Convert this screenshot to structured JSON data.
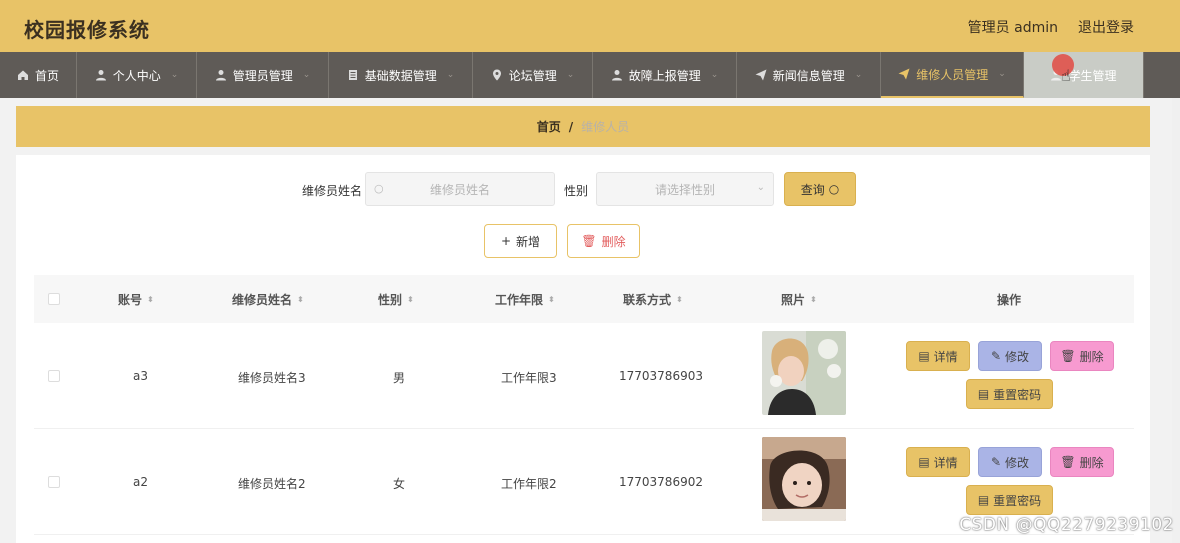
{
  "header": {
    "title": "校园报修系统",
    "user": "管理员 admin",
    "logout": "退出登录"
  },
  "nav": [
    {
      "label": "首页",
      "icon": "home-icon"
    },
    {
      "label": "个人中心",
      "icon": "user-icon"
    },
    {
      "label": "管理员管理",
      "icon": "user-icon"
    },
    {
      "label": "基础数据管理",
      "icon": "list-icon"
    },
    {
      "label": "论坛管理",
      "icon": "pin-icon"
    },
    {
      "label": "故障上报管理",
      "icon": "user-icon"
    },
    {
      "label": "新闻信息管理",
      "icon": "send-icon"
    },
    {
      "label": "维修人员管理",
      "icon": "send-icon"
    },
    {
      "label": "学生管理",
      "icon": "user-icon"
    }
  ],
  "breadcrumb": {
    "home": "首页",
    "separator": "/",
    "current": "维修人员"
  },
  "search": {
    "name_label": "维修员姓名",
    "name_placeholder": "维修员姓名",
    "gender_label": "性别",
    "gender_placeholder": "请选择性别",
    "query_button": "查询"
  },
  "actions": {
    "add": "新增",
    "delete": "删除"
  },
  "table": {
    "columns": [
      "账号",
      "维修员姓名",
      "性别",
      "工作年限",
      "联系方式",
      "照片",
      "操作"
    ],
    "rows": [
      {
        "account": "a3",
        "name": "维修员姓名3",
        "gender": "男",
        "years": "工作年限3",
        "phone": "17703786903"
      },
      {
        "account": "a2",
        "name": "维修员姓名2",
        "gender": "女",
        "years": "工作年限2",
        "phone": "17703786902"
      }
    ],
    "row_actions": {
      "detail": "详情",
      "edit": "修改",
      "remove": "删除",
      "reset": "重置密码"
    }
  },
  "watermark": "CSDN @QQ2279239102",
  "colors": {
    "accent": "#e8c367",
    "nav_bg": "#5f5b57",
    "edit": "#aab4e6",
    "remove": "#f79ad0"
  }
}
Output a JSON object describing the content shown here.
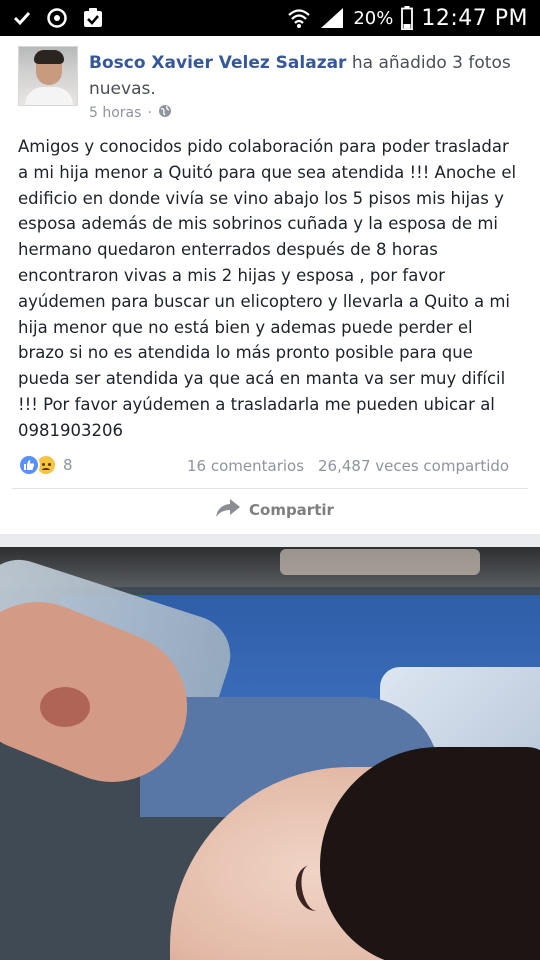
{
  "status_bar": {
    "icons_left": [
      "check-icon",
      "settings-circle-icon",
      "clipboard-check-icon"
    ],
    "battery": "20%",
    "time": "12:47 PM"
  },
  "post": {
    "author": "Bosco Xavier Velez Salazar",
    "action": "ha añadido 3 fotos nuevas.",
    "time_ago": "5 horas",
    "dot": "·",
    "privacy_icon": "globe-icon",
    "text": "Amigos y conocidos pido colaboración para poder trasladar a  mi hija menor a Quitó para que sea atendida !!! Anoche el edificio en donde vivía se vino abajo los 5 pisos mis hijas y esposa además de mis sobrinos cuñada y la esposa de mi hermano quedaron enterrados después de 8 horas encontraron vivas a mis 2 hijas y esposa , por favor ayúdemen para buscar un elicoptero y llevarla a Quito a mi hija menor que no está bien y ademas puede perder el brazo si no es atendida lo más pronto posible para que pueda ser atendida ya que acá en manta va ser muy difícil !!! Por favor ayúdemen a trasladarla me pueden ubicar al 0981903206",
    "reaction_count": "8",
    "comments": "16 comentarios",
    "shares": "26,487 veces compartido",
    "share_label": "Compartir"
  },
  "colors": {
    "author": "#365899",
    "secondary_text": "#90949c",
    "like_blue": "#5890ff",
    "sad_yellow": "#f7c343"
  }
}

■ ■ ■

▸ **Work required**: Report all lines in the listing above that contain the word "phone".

▸ **Exercise result**:
        "phone": "17703786903"
        "phone": "17703786902"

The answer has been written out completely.